**AIM OF THE TASK:** The records below are to be duplicated character for character.

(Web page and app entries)
------------------------------------

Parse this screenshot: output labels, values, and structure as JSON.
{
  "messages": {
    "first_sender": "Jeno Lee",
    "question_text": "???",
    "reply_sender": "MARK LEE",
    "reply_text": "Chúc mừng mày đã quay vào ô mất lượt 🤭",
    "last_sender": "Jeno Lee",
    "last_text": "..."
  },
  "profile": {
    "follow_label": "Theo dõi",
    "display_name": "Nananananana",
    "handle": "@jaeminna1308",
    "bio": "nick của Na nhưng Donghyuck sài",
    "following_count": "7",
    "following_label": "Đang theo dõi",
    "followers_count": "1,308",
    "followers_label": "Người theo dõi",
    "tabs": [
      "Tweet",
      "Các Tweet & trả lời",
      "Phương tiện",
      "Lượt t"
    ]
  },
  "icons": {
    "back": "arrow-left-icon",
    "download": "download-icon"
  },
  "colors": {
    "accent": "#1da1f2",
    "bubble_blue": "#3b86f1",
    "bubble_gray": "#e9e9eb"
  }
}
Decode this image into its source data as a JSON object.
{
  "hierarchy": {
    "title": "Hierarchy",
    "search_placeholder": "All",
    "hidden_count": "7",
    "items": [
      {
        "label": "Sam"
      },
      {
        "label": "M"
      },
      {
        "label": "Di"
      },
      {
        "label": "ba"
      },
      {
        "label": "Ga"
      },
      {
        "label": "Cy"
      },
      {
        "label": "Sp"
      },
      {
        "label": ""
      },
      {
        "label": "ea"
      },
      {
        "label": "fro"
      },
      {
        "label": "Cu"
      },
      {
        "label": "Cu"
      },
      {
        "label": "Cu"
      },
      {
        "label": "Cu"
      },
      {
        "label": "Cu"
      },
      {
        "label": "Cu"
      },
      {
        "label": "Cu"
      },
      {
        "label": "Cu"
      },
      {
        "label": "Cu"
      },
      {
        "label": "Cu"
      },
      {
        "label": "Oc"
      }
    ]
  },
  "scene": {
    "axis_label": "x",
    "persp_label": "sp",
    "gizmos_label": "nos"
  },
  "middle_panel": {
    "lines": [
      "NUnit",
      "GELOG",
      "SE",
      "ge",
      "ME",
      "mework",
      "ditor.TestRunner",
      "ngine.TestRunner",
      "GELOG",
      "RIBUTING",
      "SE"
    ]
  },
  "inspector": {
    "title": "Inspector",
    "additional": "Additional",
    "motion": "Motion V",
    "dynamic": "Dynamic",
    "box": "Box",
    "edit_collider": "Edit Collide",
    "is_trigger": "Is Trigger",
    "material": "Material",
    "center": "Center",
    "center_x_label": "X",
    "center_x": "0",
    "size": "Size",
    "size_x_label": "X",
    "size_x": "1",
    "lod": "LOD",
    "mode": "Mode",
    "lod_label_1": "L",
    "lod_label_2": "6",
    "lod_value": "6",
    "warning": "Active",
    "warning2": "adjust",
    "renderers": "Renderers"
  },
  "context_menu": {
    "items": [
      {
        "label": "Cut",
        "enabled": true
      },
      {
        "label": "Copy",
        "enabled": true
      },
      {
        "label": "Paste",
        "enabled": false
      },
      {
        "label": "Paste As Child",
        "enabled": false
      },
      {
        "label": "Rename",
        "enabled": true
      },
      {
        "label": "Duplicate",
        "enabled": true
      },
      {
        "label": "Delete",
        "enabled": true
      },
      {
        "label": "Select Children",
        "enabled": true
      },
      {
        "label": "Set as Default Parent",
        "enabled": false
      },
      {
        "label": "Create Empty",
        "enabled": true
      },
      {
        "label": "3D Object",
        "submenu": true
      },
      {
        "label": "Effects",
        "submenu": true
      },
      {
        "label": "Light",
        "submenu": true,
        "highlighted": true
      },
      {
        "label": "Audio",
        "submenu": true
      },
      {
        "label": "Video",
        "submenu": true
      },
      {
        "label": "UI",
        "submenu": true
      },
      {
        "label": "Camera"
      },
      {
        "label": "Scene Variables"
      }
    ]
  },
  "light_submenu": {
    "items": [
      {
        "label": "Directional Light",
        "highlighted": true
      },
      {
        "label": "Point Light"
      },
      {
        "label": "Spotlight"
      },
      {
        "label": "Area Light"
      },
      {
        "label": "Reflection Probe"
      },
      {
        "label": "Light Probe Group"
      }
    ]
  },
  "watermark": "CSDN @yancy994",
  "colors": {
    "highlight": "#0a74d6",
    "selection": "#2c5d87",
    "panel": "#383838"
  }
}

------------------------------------

**TASK OUTPUT:**
Parse this screenshot: output labels, values, and structure as JSON.
{
  "messages": {
    "first_sender": "Jeno Lee",
    "question_text": "???",
    "reply_sender": "MARK LEE",
    "reply_text": "Chúc mừng mày đã quay vào ô mất lượt 🤭",
    "last_sender": "Jeno Lee",
    "last_text": "..."
  },
  "profile": {
    "follow_label": "Theo dõi",
    "display_name": "Nananananana",
    "handle": "@jaeminna1308",
    "bio": "nick của Na nhưng Donghyuck sài",
    "following_count": "7",
    "following_label": "Đang theo dõi",
    "followers_count": "1,308",
    "followers_label": "Người theo dõi",
    "tabs": [
      "Tweet",
      "Các Tweet & trả lời",
      "Phương tiện",
      "Lượt t"
    ]
  },
  "icons": {
    "back": "arrow-left-icon",
    "download": "download-icon"
  },
  "colors": {
    "accent": "#1da1f2",
    "bubble_blue": "#3b86f1",
    "bubble_gray": "#e9e9eb"
  }
}
Decode this image into its source data as a JSON object.
{
  "hierarchy": {
    "title": "Hierarchy",
    "search_placeholder": "All",
    "hidden_count": "7",
    "items": [
      {
        "label": "Sam"
      },
      {
        "label": "M"
      },
      {
        "label": "Di"
      },
      {
        "label": "ba"
      },
      {
        "label": "Ga"
      },
      {
        "label": "Cy"
      },
      {
        "label": "Sp"
      },
      {
        "label": ""
      },
      {
        "label": "ea"
      },
      {
        "label": "fro"
      },
      {
        "label": "Cu"
      },
      {
        "label": "Cu"
      },
      {
        "label": "Cu"
      },
      {
        "label": "Cu"
      },
      {
        "label": "Cu"
      },
      {
        "label": "Cu"
      },
      {
        "label": "Cu"
      },
      {
        "label": "Cu"
      },
      {
        "label": "Cu"
      },
      {
        "label": "Cu"
      },
      {
        "label": "Oc"
      }
    ]
  },
  "scene": {
    "axis_label": "x",
    "persp_label": "sp",
    "gizmos_label": "nos"
  },
  "middle_panel": {
    "lines": [
      "NUnit",
      "GELOG",
      "SE",
      "ge",
      "ME",
      "mework",
      "ditor.TestRunner",
      "ngine.TestRunner",
      "GELOG",
      "RIBUTING",
      "SE"
    ]
  },
  "inspector": {
    "title": "Inspector",
    "additional": "Additional",
    "motion": "Motion V",
    "dynamic": "Dynamic",
    "box": "Box",
    "edit_collider": "Edit Collide",
    "is_trigger": "Is Trigger",
    "material": "Material",
    "center": "Center",
    "center_x_label": "X",
    "center_x": "0",
    "size": "Size",
    "size_x_label": "X",
    "size_x": "1",
    "lod": "LOD",
    "mode": "Mode",
    "lod_label_1": "L",
    "lod_label_2": "6",
    "lod_value": "6",
    "warning": "Active",
    "warning2": "adjust",
    "renderers": "Renderers"
  },
  "context_menu": {
    "items": [
      {
        "label": "Cut",
        "enabled": true
      },
      {
        "label": "Copy",
        "enabled": true
      },
      {
        "label": "Paste",
        "enabled": false
      },
      {
        "label": "Paste As Child",
        "enabled": false
      },
      {
        "label": "Rename",
        "enabled": true
      },
      {
        "label": "Duplicate",
        "enabled": true
      },
      {
        "label": "Delete",
        "enabled": true
      },
      {
        "label": "Select Children",
        "enabled": true
      },
      {
        "label": "Set as Default Parent",
        "enabled": false
      },
      {
        "label": "Create Empty",
        "enabled": true
      },
      {
        "label": "3D Object",
        "submenu": true
      },
      {
        "label": "Effects",
        "submenu": true
      },
      {
        "label": "Light",
        "submenu": true,
        "highlighted": true
      },
      {
        "label": "Audio",
        "submenu": true
      },
      {
        "label": "Video",
        "submenu": true
      },
      {
        "label": "UI",
        "submenu": true
      },
      {
        "label": "Camera"
      },
      {
        "label": "Scene Variables"
      }
    ]
  },
  "light_submenu": {
    "items": [
      {
        "label": "Directional Light",
        "highlighted": true
      },
      {
        "label": "Point Light"
      },
      {
        "label": "Spotlight"
      },
      {
        "label": "Area Light"
      },
      {
        "label": "Reflection Probe"
      },
      {
        "label": "Light Probe Group"
      }
    ]
  },
  "watermark": "CSDN @yancy994",
  "colors": {
    "highlight": "#0a74d6",
    "selection": "#2c5d87",
    "panel": "#383838"
  }
}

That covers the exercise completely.